--- Provided data Enclosed Below ---
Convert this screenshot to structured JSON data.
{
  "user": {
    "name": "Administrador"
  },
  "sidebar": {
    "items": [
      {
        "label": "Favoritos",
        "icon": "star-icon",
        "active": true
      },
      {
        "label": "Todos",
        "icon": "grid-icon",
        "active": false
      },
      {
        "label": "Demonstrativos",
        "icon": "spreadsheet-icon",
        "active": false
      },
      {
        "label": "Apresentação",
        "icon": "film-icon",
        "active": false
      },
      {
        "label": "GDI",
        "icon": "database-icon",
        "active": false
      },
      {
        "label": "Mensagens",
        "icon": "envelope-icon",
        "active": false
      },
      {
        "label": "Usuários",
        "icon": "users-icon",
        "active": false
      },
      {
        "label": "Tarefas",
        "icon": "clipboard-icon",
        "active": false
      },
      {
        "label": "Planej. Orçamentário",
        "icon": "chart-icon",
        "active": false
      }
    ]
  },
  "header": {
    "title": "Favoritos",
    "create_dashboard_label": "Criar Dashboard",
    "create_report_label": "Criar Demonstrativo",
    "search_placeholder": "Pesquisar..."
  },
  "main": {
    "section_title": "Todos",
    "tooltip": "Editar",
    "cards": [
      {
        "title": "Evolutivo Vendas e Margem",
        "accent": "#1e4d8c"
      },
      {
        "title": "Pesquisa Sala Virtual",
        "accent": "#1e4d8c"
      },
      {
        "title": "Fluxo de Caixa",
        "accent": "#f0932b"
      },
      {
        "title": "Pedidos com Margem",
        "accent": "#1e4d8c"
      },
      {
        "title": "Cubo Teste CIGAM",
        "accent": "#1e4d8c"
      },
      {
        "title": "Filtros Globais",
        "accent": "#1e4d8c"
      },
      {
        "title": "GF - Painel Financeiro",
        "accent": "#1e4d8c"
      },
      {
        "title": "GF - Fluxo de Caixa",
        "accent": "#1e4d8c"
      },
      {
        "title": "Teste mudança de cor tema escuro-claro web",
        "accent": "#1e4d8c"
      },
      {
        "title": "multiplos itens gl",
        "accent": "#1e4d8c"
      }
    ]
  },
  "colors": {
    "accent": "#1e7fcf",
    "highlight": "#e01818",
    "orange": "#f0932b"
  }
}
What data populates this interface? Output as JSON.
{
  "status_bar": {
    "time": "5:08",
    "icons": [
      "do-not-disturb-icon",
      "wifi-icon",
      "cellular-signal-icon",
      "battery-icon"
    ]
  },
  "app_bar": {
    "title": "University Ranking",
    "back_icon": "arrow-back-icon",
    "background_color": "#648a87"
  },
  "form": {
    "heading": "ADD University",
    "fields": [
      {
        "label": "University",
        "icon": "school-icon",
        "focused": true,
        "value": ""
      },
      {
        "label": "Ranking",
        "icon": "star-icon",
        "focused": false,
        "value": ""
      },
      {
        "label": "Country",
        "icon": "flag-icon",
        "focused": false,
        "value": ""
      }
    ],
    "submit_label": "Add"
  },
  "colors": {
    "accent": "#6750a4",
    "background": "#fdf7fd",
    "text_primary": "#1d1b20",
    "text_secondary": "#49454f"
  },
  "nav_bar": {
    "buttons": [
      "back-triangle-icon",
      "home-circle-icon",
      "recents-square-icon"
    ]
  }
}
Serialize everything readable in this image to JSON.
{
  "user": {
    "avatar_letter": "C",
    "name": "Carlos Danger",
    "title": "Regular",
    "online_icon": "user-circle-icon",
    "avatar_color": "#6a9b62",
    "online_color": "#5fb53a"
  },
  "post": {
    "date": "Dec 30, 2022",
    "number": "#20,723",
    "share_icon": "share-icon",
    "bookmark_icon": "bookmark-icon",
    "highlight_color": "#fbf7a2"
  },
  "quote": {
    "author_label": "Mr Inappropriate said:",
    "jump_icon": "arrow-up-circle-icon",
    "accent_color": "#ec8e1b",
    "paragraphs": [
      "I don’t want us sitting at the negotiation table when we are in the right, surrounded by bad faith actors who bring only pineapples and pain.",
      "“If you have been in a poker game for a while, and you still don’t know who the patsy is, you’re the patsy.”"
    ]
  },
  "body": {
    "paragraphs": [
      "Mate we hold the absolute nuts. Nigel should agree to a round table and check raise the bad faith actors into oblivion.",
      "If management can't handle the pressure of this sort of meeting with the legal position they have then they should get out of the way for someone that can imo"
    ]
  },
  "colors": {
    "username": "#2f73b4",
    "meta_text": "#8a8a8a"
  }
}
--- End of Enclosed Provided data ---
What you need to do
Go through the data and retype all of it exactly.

Worked solution
Convert this screenshot to structured JSON data.
{
  "user": {
    "name": "Administrador"
  },
  "sidebar": {
    "items": [
      {
        "label": "Favoritos",
        "icon": "star-icon",
        "active": true
      },
      {
        "label": "Todos",
        "icon": "grid-icon",
        "active": false
      },
      {
        "label": "Demonstrativos",
        "icon": "spreadsheet-icon",
        "active": false
      },
      {
        "label": "Apresentação",
        "icon": "film-icon",
        "active": false
      },
      {
        "label": "GDI",
        "icon": "database-icon",
        "active": false
      },
      {
        "label": "Mensagens",
        "icon": "envelope-icon",
        "active": false
      },
      {
        "label": "Usuários",
        "icon": "users-icon",
        "active": false
      },
      {
        "label": "Tarefas",
        "icon": "clipboard-icon",
        "active": false
      },
      {
        "label": "Planej. Orçamentário",
        "icon": "chart-icon",
        "active": false
      }
    ]
  },
  "header": {
    "title": "Favoritos",
    "create_dashboard_label": "Criar Dashboard",
    "create_report_label": "Criar Demonstrativo",
    "search_placeholder": "Pesquisar..."
  },
  "main": {
    "section_title": "Todos",
    "tooltip": "Editar",
    "cards": [
      {
        "title": "Evolutivo Vendas e Margem",
        "accent": "#1e4d8c"
      },
      {
        "title": "Pesquisa Sala Virtual",
        "accent": "#1e4d8c"
      },
      {
        "title": "Fluxo de Caixa",
        "accent": "#f0932b"
      },
      {
        "title": "Pedidos com Margem",
        "accent": "#1e4d8c"
      },
      {
        "title": "Cubo Teste CIGAM",
        "accent": "#1e4d8c"
      },
      {
        "title": "Filtros Globais",
        "accent": "#1e4d8c"
      },
      {
        "title": "GF - Painel Financeiro",
        "accent": "#1e4d8c"
      },
      {
        "title": "GF - Fluxo de Caixa",
        "accent": "#1e4d8c"
      },
      {
        "title": "Teste mudança de cor tema escuro-claro web",
        "accent": "#1e4d8c"
      },
      {
        "title": "multiplos itens gl",
        "accent": "#1e4d8c"
      }
    ]
  },
  "colors": {
    "accent": "#1e7fcf",
    "highlight": "#e01818",
    "orange": "#f0932b"
  }
}
What data populates this interface? Output as JSON.
{
  "status_bar": {
    "time": "5:08",
    "icons": [
      "do-not-disturb-icon",
      "wifi-icon",
      "cellular-signal-icon",
      "battery-icon"
    ]
  },
  "app_bar": {
    "title": "University Ranking",
    "back_icon": "arrow-back-icon",
    "background_color": "#648a87"
  },
  "form": {
    "heading": "ADD University",
    "fields": [
      {
        "label": "University",
        "icon": "school-icon",
        "focused": true,
        "value": ""
      },
      {
        "label": "Ranking",
        "icon": "star-icon",
        "focused": false,
        "value": ""
      },
      {
        "label": "Country",
        "icon": "flag-icon",
        "focused": false,
        "value": ""
      }
    ],
    "submit_label": "Add"
  },
  "colors": {
    "accent": "#6750a4",
    "background": "#fdf7fd",
    "text_primary": "#1d1b20",
    "text_secondary": "#49454f"
  },
  "nav_bar": {
    "buttons": [
      "back-triangle-icon",
      "home-circle-icon",
      "recents-square-icon"
    ]
  }
}
Serialize everything readable in this image to JSON.
{
  "user": {
    "avatar_letter": "C",
    "name": "Carlos Danger",
    "title": "Regular",
    "online_icon": "user-circle-icon",
    "avatar_color": "#6a9b62",
    "online_color": "#5fb53a"
  },
  "post": {
    "date": "Dec 30, 2022",
    "number": "#20,723",
    "share_icon": "share-icon",
    "bookmark_icon": "bookmark-icon",
    "highlight_color": "#fbf7a2"
  },
  "quote": {
    "author_label": "Mr Inappropriate said:",
    "jump_icon": "arrow-up-circle-icon",
    "accent_color": "#ec8e1b",
    "paragraphs": [
      "I don’t want us sitting at the negotiation table when we are in the right, surrounded by bad faith actors who bring only pineapples and pain.",
      "“If you have been in a poker game for a while, and you still don’t know who the patsy is, you’re the patsy.”"
    ]
  },
  "body": {
    "paragraphs": [
      "Mate we hold the absolute nuts. Nigel should agree to a round table and check raise the bad faith actors into oblivion.",
      "If management can't handle the pressure of this sort of meeting with the legal position they have then they should get out of the way for someone that can imo"
    ]
  },
  "colors": {
    "username": "#2f73b4",
    "meta_text": "#8a8a8a"
  }
}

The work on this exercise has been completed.